  • salamandra
    salamandra Member Posts: 745

    I had a hormonal IUD put in the same day as my lump was found. All the docs wanted me to take it out. But it's progesterone only, not estrogen, and I kept doing research and pushing them on it. If you really want hormones, they probably won't love a hormonal IUD (it's not as safe as copper, because the hormones could impact breast cancer risk) but it's better than birth control pills (estrogen is known to impact breast cancer risk).

    I've had both copper and hormonal IUDs and I love how the hormonal IUD suppresses my period. But I do think copper is still a fantastic form of birth control for most women (all birth control has side effect for some women).

    But that's all practical stuff. Emotionally it may be pushing you over the edge because it's such a real every day impact /invasion on a part of your life you've got working, and that touches some of the most intimate physical and emotional aspects of our being. It's an early concretization of some of the very real but abstract losses that come with a breast cancer diagnosis. I think it's totally valid to feel this impact emotionally.

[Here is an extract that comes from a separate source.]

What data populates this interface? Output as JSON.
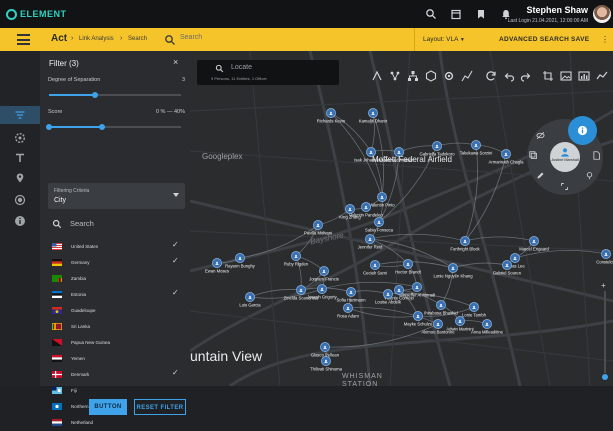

    I would say, birth control pills have a lot of impacts beyond birth control. If you've been taking them long term, or if you've been using them to help with other symptoms (migraines, pmdd, mood impacts etc), I think it's worth keeping your gynecologist and possibly psychiatrist in the loop as you come off them. That way hopefully you can quickly pick up on any symptoms that the pills have been helping and hopefully find other treatments.

  • DaughterOfBarb
    DaughterOfBarb Member Posts: 29

    I understand your feeling. I happily had hormonal IUDs (Mirena) for 15 years prior to dx, resulting in essentially no periods, which I loved. So I was hesitant to switch to a copper IUD and it's side effects. Since we are not having any more children, I had a uterine ablation, which reduces or eliminates periods. Its not FDA approved as a birth control method, but it significantly reduces the risk. We are using condoms until my husband's vasectomy. I found the lack of control over my body and being forced to make these decisions due to my dx very disheartening too. Good luck with your decision.

    ETA: Well said, Salamandra.

  • melbo
    melbo Member Posts: 266

    IUDs weren't an option for me — I had two previously and for whatever reason they would not stay in place. My cancer was not driven by estrogen, but my OBGYN really pushed me to stop birth control pills anyway. Since my husband and I did not ever want kids and I had been trying to get him to get a vasectomy for several years, I went off the pills and he went under the knife.

    He was fine with the idea of a vasectomy and agreed it was a great birth control option for us, but the reality of making appointments and actually following through were a problem for him. I said it was his body so he had to make the decision and make all the calls. A futureof condoms for birth control when there was no other choice finally pushed him to make the appointments he needed.

  • mountainmia
    mountainmia Member Posts: 857

    When I had chemo (at age 58, well into menopause, not getting pregnant with my husband who had a vasectomy 30 years ago), the chemo pharmacist recommended using a condom for sex during chemo, and for a couple of weeks or more after. (YES! You can still want and have sex during chemo!) IIRC, there were 2 reasons: 1) my lower immunity, and no need to introduce bacteria etc through sex, especially since my skin was also much more tender, and 2) to protect my husband from the chemicals in me.

    I don't know if this has anything to do with your situation, but just another comment on birth control use during treatment.